(Items from a data source)

- - -

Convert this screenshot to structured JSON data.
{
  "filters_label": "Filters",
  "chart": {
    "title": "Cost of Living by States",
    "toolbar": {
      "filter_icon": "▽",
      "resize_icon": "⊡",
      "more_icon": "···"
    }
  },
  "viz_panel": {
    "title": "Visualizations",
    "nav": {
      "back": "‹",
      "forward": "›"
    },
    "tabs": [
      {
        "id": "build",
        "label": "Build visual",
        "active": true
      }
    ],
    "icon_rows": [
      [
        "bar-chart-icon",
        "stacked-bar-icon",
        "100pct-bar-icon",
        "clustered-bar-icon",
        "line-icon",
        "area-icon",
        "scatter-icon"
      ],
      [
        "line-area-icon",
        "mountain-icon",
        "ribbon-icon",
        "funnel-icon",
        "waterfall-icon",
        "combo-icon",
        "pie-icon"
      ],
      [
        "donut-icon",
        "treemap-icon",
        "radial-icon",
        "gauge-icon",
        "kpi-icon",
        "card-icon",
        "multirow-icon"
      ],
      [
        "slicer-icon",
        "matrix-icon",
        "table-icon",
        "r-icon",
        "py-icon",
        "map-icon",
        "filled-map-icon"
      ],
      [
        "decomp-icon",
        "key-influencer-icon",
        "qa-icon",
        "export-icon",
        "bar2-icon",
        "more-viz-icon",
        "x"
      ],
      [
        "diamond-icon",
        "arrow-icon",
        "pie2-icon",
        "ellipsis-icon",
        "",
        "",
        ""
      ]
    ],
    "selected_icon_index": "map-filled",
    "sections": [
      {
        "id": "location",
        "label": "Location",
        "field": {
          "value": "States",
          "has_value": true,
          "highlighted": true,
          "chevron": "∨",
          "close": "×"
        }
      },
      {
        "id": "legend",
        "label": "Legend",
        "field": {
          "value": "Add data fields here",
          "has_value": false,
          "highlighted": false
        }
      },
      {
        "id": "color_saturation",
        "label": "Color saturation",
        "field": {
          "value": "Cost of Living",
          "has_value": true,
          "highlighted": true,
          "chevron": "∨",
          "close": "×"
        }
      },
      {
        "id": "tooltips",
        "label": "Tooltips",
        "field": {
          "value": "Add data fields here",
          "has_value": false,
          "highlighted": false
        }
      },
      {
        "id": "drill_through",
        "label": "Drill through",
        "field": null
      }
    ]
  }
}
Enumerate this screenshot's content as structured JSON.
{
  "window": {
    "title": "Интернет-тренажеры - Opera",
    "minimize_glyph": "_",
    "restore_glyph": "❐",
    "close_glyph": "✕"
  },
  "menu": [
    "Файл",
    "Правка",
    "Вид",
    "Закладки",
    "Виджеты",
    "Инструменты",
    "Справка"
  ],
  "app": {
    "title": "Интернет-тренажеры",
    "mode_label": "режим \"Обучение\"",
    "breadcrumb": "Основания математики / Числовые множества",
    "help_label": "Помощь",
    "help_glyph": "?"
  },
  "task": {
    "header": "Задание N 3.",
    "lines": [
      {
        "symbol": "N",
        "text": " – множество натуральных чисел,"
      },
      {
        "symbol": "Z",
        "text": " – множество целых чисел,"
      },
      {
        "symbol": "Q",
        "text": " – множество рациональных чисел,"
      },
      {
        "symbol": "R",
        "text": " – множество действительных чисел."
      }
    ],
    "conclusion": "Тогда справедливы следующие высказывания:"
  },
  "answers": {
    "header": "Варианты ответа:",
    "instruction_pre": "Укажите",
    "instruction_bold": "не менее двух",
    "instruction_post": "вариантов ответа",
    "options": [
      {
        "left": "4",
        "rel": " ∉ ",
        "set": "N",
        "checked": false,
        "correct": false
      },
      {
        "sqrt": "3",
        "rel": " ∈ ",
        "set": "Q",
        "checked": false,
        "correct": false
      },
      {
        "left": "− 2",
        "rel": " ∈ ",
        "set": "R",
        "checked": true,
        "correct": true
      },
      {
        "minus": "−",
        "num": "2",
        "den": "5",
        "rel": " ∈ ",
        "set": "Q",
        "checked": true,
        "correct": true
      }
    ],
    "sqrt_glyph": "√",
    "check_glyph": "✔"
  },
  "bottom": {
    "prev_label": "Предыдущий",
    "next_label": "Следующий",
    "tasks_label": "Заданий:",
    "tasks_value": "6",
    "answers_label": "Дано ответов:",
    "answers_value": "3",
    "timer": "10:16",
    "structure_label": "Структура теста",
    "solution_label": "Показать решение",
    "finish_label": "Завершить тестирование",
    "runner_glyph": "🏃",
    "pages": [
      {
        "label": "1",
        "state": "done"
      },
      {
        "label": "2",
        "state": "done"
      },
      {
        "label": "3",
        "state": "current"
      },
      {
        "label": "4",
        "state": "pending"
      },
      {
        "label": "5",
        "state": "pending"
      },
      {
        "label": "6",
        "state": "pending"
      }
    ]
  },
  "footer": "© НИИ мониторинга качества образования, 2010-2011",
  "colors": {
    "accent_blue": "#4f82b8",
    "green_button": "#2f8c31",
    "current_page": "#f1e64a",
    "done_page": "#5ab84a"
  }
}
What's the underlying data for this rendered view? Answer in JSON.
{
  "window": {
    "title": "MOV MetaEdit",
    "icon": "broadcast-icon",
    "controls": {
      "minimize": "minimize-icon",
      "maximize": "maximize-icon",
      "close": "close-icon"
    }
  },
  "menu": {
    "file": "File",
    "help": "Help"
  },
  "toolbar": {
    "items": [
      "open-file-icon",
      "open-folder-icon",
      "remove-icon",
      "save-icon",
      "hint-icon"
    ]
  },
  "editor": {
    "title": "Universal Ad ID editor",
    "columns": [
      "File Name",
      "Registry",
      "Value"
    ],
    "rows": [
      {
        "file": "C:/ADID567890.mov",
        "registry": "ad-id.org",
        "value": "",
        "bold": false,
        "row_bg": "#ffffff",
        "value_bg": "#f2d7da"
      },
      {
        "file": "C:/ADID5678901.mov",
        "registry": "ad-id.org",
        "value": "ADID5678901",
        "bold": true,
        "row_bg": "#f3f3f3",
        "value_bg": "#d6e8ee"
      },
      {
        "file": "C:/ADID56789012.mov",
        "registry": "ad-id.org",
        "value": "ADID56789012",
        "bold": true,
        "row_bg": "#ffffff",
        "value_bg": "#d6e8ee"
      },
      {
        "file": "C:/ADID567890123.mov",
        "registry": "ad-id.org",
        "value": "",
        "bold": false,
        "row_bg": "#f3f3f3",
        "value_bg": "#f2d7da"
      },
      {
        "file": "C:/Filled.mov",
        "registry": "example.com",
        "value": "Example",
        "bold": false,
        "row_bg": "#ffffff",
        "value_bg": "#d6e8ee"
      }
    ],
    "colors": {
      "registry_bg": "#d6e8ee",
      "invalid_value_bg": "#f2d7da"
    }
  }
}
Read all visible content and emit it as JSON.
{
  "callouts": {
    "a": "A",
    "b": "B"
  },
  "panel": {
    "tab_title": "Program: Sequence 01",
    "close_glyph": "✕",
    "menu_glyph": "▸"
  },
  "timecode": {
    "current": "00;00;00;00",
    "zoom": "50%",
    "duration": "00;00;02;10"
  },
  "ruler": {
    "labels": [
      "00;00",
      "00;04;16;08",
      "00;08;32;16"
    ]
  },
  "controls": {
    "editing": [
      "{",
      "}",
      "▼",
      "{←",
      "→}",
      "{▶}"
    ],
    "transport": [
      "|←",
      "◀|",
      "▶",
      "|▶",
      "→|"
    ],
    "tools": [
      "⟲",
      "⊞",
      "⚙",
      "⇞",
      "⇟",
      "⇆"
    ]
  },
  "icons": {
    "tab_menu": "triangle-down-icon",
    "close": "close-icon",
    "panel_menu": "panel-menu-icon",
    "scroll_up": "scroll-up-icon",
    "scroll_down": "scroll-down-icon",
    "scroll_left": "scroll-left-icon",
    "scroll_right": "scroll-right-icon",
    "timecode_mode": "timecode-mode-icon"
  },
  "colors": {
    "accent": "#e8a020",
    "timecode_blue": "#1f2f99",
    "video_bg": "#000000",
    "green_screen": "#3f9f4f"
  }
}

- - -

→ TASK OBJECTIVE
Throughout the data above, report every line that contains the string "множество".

→ SOLUTION TO THIS EXERCISE
        "text": " – множество натуральных чисел,"
        "text": " – множество целых чисел,"
        "text": " – множество рациональных чисел,"
        "text": " – множество действительных чисел."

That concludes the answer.